> **Work order**
Each entry must be output once more without any change.
════════
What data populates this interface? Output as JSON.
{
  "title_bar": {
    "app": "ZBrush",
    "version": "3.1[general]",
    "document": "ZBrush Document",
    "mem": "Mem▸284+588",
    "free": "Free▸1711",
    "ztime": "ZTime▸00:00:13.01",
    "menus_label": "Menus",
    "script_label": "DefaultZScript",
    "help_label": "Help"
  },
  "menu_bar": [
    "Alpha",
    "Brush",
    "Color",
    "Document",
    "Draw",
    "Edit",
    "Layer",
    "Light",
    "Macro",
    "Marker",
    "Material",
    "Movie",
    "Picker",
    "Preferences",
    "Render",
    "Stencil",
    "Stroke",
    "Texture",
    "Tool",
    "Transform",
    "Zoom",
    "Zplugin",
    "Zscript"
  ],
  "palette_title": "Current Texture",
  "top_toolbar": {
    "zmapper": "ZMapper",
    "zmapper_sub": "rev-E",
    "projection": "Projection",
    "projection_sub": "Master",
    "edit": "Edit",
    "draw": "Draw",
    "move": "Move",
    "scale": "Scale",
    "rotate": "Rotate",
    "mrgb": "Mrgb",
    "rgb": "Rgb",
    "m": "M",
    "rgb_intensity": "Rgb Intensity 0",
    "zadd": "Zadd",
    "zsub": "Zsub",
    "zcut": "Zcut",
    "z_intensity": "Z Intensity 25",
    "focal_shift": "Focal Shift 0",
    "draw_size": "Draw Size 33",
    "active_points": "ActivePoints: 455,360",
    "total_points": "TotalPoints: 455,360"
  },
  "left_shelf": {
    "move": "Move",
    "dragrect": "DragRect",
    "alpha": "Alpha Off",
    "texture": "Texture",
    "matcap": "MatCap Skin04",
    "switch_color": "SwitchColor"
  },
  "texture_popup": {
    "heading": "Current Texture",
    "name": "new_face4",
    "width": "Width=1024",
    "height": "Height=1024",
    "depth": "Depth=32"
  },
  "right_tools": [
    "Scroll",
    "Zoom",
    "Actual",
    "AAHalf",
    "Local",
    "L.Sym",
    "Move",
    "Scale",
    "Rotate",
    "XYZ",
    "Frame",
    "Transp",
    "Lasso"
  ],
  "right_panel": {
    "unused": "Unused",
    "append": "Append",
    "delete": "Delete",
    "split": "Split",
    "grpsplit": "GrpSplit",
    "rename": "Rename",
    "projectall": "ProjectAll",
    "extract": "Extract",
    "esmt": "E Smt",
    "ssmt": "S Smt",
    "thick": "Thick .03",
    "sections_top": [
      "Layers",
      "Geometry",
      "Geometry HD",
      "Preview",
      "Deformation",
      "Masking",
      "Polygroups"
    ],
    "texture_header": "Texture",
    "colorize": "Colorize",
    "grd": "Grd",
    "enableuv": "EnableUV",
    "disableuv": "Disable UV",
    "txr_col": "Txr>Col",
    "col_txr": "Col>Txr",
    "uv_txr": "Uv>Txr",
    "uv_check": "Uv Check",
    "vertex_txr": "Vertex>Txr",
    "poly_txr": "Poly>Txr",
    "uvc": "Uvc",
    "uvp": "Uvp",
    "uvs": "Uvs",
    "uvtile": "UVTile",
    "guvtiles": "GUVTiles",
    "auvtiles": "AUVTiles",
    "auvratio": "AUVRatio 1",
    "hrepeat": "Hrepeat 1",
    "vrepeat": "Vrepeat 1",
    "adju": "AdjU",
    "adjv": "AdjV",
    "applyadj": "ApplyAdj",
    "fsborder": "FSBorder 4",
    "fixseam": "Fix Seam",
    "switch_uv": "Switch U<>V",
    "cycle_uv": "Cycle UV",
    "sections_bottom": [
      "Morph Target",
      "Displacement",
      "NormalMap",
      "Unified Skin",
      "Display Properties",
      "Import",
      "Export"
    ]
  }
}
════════
> **Solution for this task**
What data populates this interface? Output as JSON.
{
  "title_bar": {
    "app": "ZBrush",
    "version": "3.1[general]",
    "document": "ZBrush Document",
    "mem": "Mem▸284+588",
    "free": "Free▸1711",
    "ztime": "ZTime▸00:00:13.01",
    "menus_label": "Menus",
    "script_label": "DefaultZScript",
    "help_label": "Help"
  },
  "menu_bar": [
    "Alpha",
    "Brush",
    "Color",
    "Document",
    "Draw",
    "Edit",
    "Layer",
    "Light",
    "Macro",
    "Marker",
    "Material",
    "Movie",
    "Picker",
    "Preferences",
    "Render",
    "Stencil",
    "Stroke",
    "Texture",
    "Tool",
    "Transform",
    "Zoom",
    "Zplugin",
    "Zscript"
  ],
  "palette_title": "Current Texture",
  "top_toolbar": {
    "zmapper": "ZMapper",
    "zmapper_sub": "rev-E",
    "projection": "Projection",
    "projection_sub": "Master",
    "edit": "Edit",
    "draw": "Draw",
    "move": "Move",
    "scale": "Scale",
    "rotate": "Rotate",
    "mrgb": "Mrgb",
    "rgb": "Rgb",
    "m": "M",
    "rgb_intensity": "Rgb Intensity 0",
    "zadd": "Zadd",
    "zsub": "Zsub",
    "zcut": "Zcut",
    "z_intensity": "Z Intensity 25",
    "focal_shift": "Focal Shift 0",
    "draw_size": "Draw Size 33",
    "active_points": "ActivePoints: 455,360",
    "total_points": "TotalPoints: 455,360"
  },
  "left_shelf": {
    "move": "Move",
    "dragrect": "DragRect",
    "alpha": "Alpha Off",
    "texture": "Texture",
    "matcap": "MatCap Skin04",
    "switch_color": "SwitchColor"
  },
  "texture_popup": {
    "heading": "Current Texture",
    "name": "new_face4",
    "width": "Width=1024",
    "height": "Height=1024",
    "depth": "Depth=32"
  },
  "right_tools": [
    "Scroll",
    "Zoom",
    "Actual",
    "AAHalf",
    "Local",
    "L.Sym",
    "Move",
    "Scale",
    "Rotate",
    "XYZ",
    "Frame",
    "Transp",
    "Lasso"
  ],
  "right_panel": {
    "unused": "Unused",
    "append": "Append",
    "delete": "Delete",
    "split": "Split",
    "grpsplit": "GrpSplit",
    "rename": "Rename",
    "projectall": "ProjectAll",
    "extract": "Extract",
    "esmt": "E Smt",
    "ssmt": "S Smt",
    "thick": "Thick .03",
    "sections_top": [
      "Layers",
      "Geometry",
      "Geometry HD",
      "Preview",
      "Deformation",
      "Masking",
      "Polygroups"
    ],
    "texture_header": "Texture",
    "colorize": "Colorize",
    "grd": "Grd",
    "enableuv": "EnableUV",
    "disableuv": "Disable UV",
    "txr_col": "Txr>Col",
    "col_txr": "Col>Txr",
    "uv_txr": "Uv>Txr",
    "uv_check": "Uv Check",
    "vertex_txr": "Vertex>Txr",
    "poly_txr": "Poly>Txr",
    "uvc": "Uvc",
    "uvp": "Uvp",
    "uvs": "Uvs",
    "uvtile": "UVTile",
    "guvtiles": "GUVTiles",
    "auvtiles": "AUVTiles",
    "auvratio": "AUVRatio 1",
    "hrepeat": "Hrepeat 1",
    "vrepeat": "Vrepeat 1",
    "adju": "AdjU",
    "adjv": "AdjV",
    "applyadj": "ApplyAdj",
    "fsborder": "FSBorder 4",
    "fixseam": "Fix Seam",
    "switch_uv": "Switch U<>V",
    "cycle_uv": "Cycle UV",
    "sections_bottom": [
      "Morph Target",
      "Displacement",
      "NormalMap",
      "Unified Skin",
      "Display Properties",
      "Import",
      "Export"
    ]
  }
}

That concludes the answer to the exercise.